Jira primarily works for sharing specific task-related information between remote team members. Feature specs from Notion are broken down into stories in Jira and assigned to team members.
Other use cases of Jira include:
- Planning poker, which can be done async.
- Integration with Github for PR review notifications and dependency visualisation.
Jira provides 4 different price plans. They have a Free version for small teams, a Standard version at $7.50 per user a month, a Premium version at $14.50 per user a month, and an Enterprise version with custom pricing according to how big or small an enterprise is.
Users will also get a discount for payments billed annually.
Zoom - for meetings
Zoom is a great video/audio communication tool for remote teams. It lets you add multiple participants into a call and features an intuitive overall structure for anyone to quickly grasp its functioning.
Zoom is an ideal tool for meetings in general. However, if it’s coupled with Notion, you’ll have a really powerful system in your hands that will transform your meetings.
- The actual meetings should be through Zoom. But the meeting agenda should go in Notion.
- Meeting notes should be added live in Notion.
- Action items should go in Notion and be assigned during the meeting.
- For meetings that look like a transfer of information, record, and link in Notion.
Zoom has 4 different price plans. They have a Basic free version, a Pro version at $14.99 per month/license, a Business version at$19.99 per month/license, and an Enterprise version for large organizations at $19.99 per month/license.
Users can also save 17% if payments are billed annually.
GitHub - for anything code base
GitHub is a great tool for remote teams working with anything that’s code-related. Remote teams can use GitHub to upload their code as well as to examine and evaluate their team’s code or other code-related documentation.
Use cases of GitHub include:
- CI / CD pipelines
- PR reviews
GitHub is available in 3 different price plans. They provide a free Basic plan, a Team plan at $4 per user/month, and an Enterprise plan at $21 per user/month. Users will also get a discount if payments are billed annually.
Slack - for communication and notifications
Slack has 2 main use cases: message-based communication and notification central.
You can use Slack as a communication platform for both sync and async communication. Slack is, however, not long-term memory. Hence, you should couple it with Notion to share information using Notion links.
Slack also works as a notification central. If linked, tags on Github, Jira, and Notion will trigger slack notifications.
Slack offers 4 different price plans. They provide a Free plan, a Pro plan at €7.50 per person/month, a Business+ plan at €14.10 per person/month, and an Enterprise Grid plan with custom pricing according to your requirements.
Slack also offers a discount when payments are billed annually.

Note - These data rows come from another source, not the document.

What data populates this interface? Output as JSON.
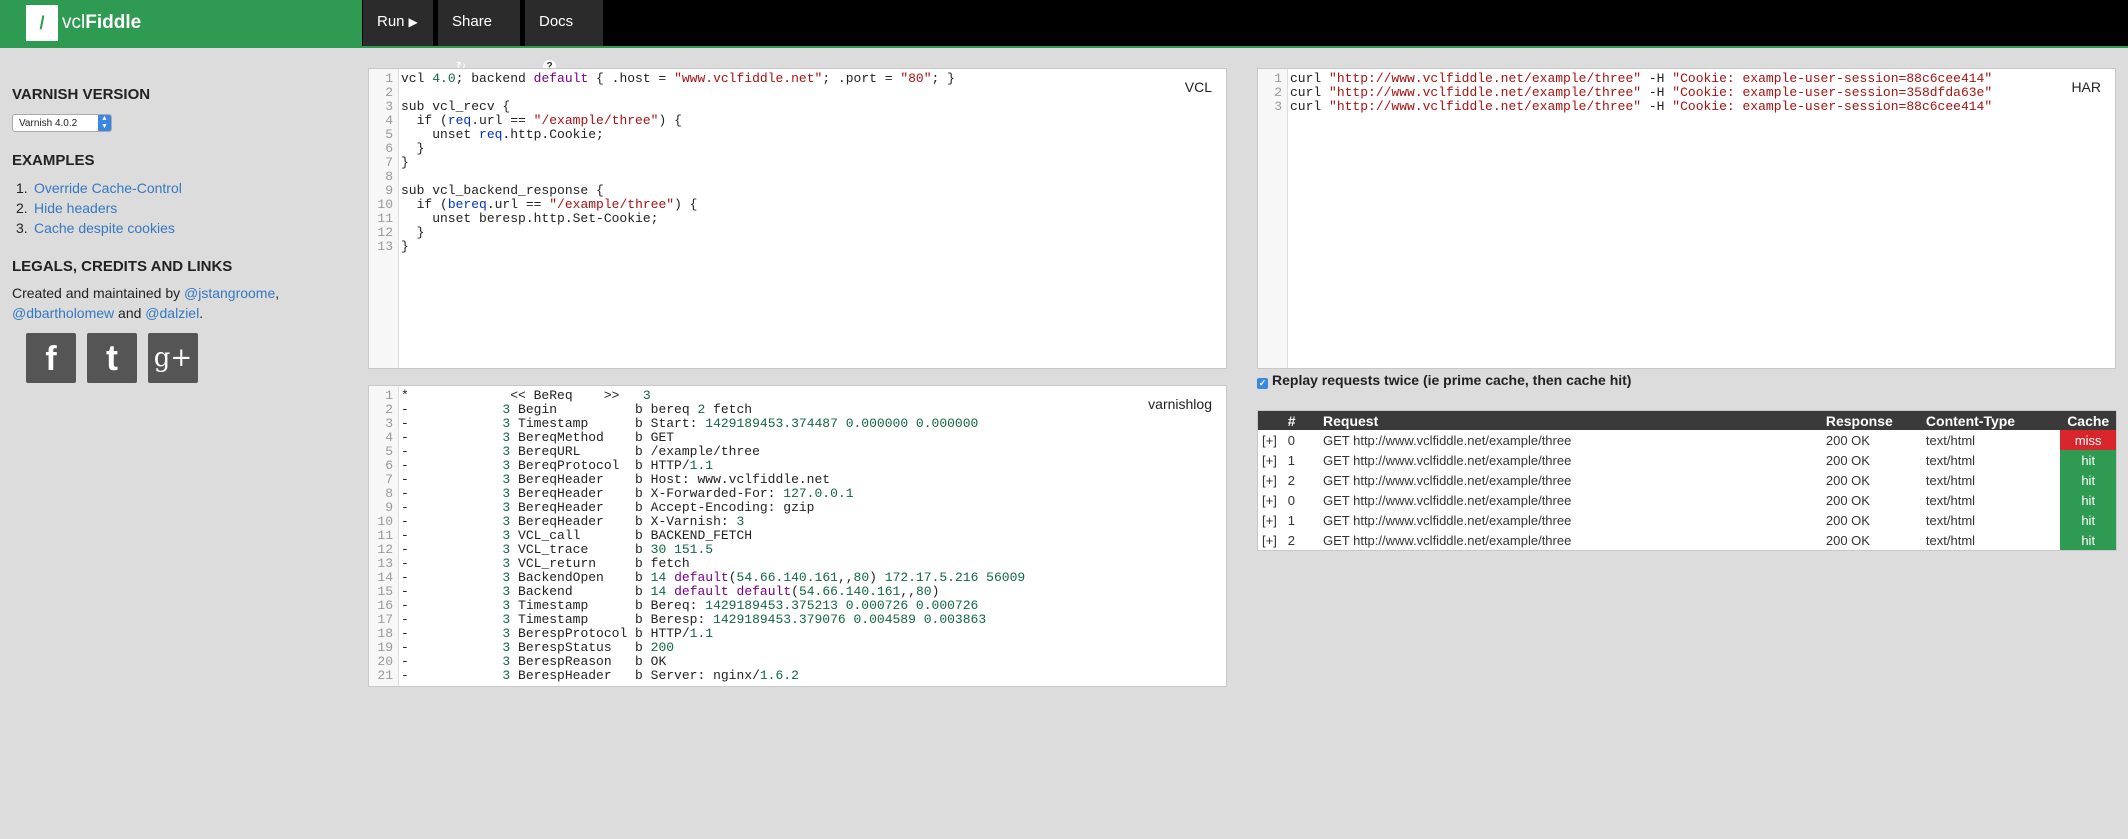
{
  "brand": {
    "logo_glyph": "/",
    "name_prefix": "vcl",
    "name_bold": "Fiddle"
  },
  "nav": {
    "run": "Run",
    "share": "Share",
    "docs": "Docs"
  },
  "sidebar": {
    "version_heading": "VARNISH VERSION",
    "version_selected": "Varnish 4.0.2",
    "examples_heading": "EXAMPLES",
    "examples": [
      {
        "num": "1.",
        "label": "Override Cache-Control"
      },
      {
        "num": "2.",
        "label": "Hide headers"
      },
      {
        "num": "3.",
        "label": "Cache despite cookies"
      }
    ],
    "legal_heading": "LEGALS, CREDITS AND LINKS",
    "credits_text": "Created and maintained by",
    "credit_1": "@jstangroome",
    "credit_sep": ",",
    "credit_2": "@dbartholomew",
    "credit_and": "and",
    "credit_3": "@dalziel",
    "credit_end": ".",
    "social": {
      "facebook": "f",
      "twitter": "t",
      "googleplus": "g+"
    }
  },
  "vcl_panel": {
    "label": "VCL"
  },
  "har_panel": {
    "label": "HAR"
  },
  "log_panel": {
    "label": "varnishlog"
  },
  "replay": {
    "label": "Replay requests twice (ie prime cache, then cache hit)",
    "checked": true
  },
  "results": {
    "headers": [
      "",
      "#",
      "Request",
      "Response",
      "Content-Type",
      "Cache"
    ],
    "rows": [
      {
        "exp": "[+]",
        "num": "0",
        "request": "GET http://www.vclfiddle.net/example/three",
        "response": "200 OK",
        "content_type": "text/html",
        "cache": "miss"
      },
      {
        "exp": "[+]",
        "num": "1",
        "request": "GET http://www.vclfiddle.net/example/three",
        "response": "200 OK",
        "content_type": "text/html",
        "cache": "hit"
      },
      {
        "exp": "[+]",
        "num": "2",
        "request": "GET http://www.vclfiddle.net/example/three",
        "response": "200 OK",
        "content_type": "text/html",
        "cache": "hit"
      },
      {
        "exp": "[+]",
        "num": "0",
        "request": "GET http://www.vclfiddle.net/example/three",
        "response": "200 OK",
        "content_type": "text/html",
        "cache": "hit"
      },
      {
        "exp": "[+]",
        "num": "1",
        "request": "GET http://www.vclfiddle.net/example/three",
        "response": "200 OK",
        "content_type": "text/html",
        "cache": "hit"
      },
      {
        "exp": "[+]",
        "num": "2",
        "request": "GET http://www.vclfiddle.net/example/three",
        "response": "200 OK",
        "content_type": "text/html",
        "cache": "hit"
      }
    ]
  },
  "colors": {
    "brand_green": "#2e9a52",
    "miss_red": "#d9262d",
    "link_blue": "#3578c0"
  }
}
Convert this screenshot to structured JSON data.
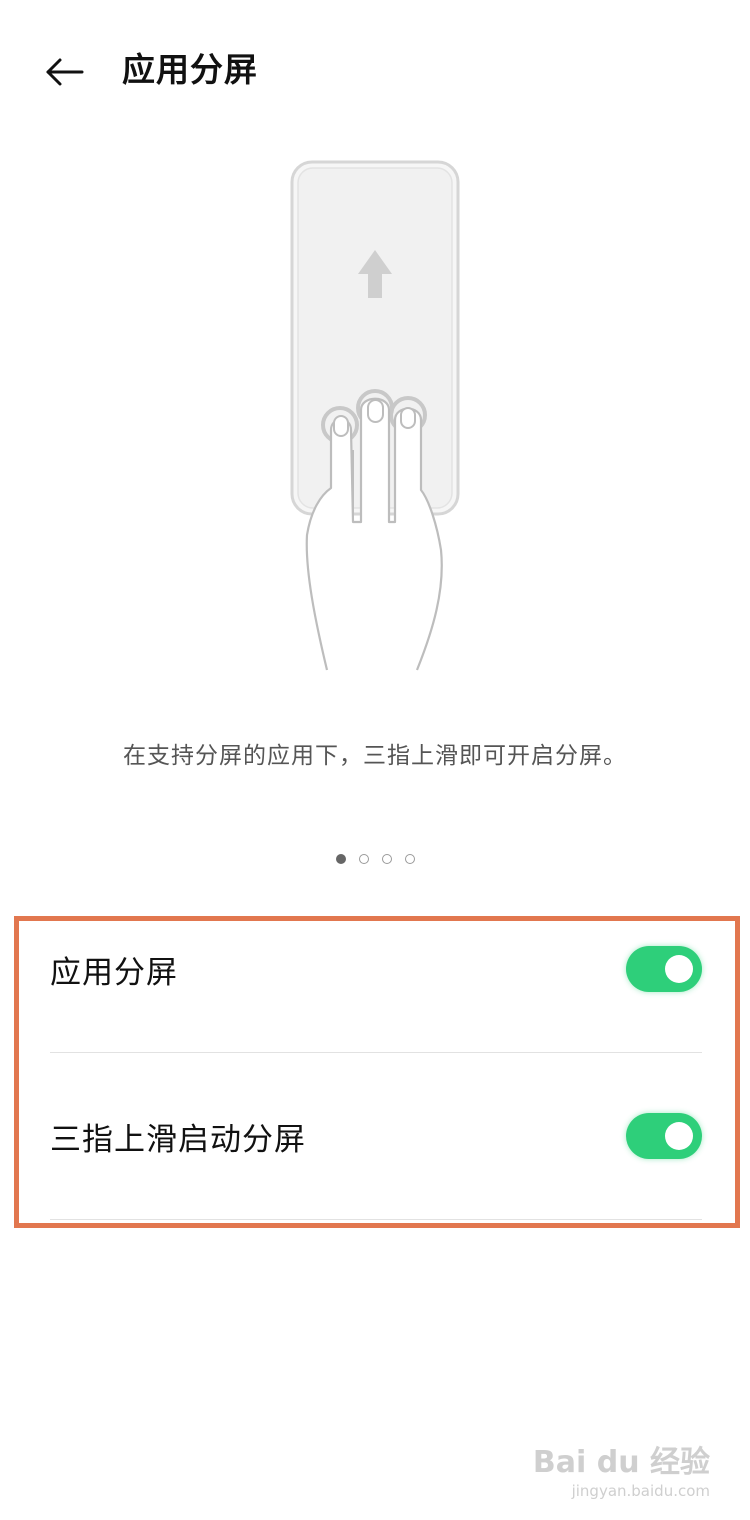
{
  "header": {
    "title": "应用分屏",
    "back_icon": "arrow-left-icon"
  },
  "guide": {
    "hint": "在支持分屏的应用下，三指上滑即可开启分屏。",
    "pages_total": 4,
    "page_active": 1
  },
  "settings": [
    {
      "label": "应用分屏",
      "enabled": true
    },
    {
      "label": "三指上滑启动分屏",
      "enabled": true
    }
  ],
  "colors": {
    "toggle_on": "#2ecf7a",
    "highlight_border": "#e2774f"
  },
  "watermark": {
    "logo": "Bai du 经验",
    "sub": "jingyan.baidu.com"
  }
}
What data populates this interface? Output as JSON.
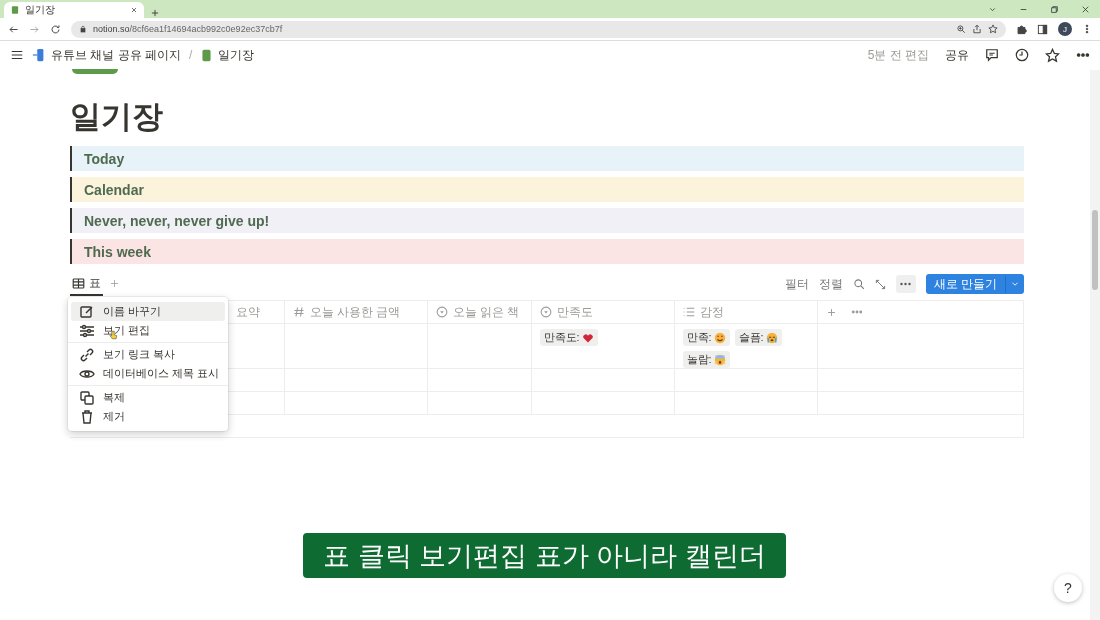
{
  "browser": {
    "tab_title": "일기장",
    "url_host": "notion.so",
    "url_path": "/8cf6ea1f14694acb992c0e92ec37cb7f",
    "profile_initial": "J"
  },
  "topbar": {
    "breadcrumbs": [
      "유튜브 채널 공유 페이지",
      "일기장"
    ],
    "separator": "/",
    "edited": "5분 전 편집",
    "share": "공유"
  },
  "page": {
    "title": "일기장",
    "callouts": [
      {
        "text": "Today",
        "color": "#e7f3f8"
      },
      {
        "text": "Calendar",
        "color": "#fbf3db"
      },
      {
        "text": "Never, never, never give up!",
        "color": "#f1f0f7"
      },
      {
        "text": "This week",
        "color": "#fbe4e4"
      }
    ]
  },
  "database": {
    "views": [
      {
        "label": "표",
        "selected": true
      }
    ],
    "toolbar": {
      "filter": "필터",
      "sort": "정렬",
      "new_button": "새로 만들기"
    },
    "columns": [
      {
        "kind": "text",
        "label": "요약"
      },
      {
        "kind": "number",
        "label": "오늘 사용한 금액"
      },
      {
        "kind": "select",
        "label": "오늘 읽은 책"
      },
      {
        "kind": "select",
        "label": "만족도"
      },
      {
        "kind": "multi",
        "label": "감정"
      }
    ],
    "rows": [
      {
        "cells": [
          [],
          [],
          [],
          [
            {
              "label": "만족도:",
              "kind": "heart"
            }
          ],
          [
            {
              "label": "만족:",
              "kind": "star-eyes"
            },
            {
              "label": "슬픔:",
              "kind": "crying"
            },
            {
              "label": "놀람:",
              "kind": "scream"
            }
          ]
        ]
      },
      {
        "cells": [
          [],
          [],
          [],
          [],
          []
        ]
      },
      {
        "cells": [
          [],
          [],
          [],
          [],
          []
        ]
      }
    ]
  },
  "menu": {
    "groups": [
      [
        {
          "kind": "rename",
          "label": "이름 바꾸기",
          "selected": true
        },
        {
          "kind": "edit",
          "label": "보기 편집",
          "selected": false
        }
      ],
      [
        {
          "kind": "link",
          "label": "보기 링크 복사",
          "selected": false
        },
        {
          "kind": "eye",
          "label": "데이터베이스 제목 표시",
          "selected": false
        }
      ],
      [
        {
          "kind": "duplicate",
          "label": "복제",
          "selected": false
        },
        {
          "kind": "trash",
          "label": "제거",
          "selected": false
        }
      ]
    ]
  },
  "caption": "표 클릭 보기편집 표가 아니라 캘린더",
  "help": "?"
}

Collaboration doesn’t mean communication alone. It is a lot of things blended into one for a remote team to successfully function with everything that’s necessary for their work.
This is why we resort to multiple collaboration tools to work with every aspect of working remotely. After attaining hands-on experience on these tools yourself, you’ll realise what makes them a great solution and why we vouch for them.
Follow us for more knowledge about remote work
We'll be publishing new articles every week, and new social media content every day. If you enjoyed this article, follow us on Twitter or Linkedin, and stay in the loop. Share our content and drop us a comment there. Let's help more people learn about remote work.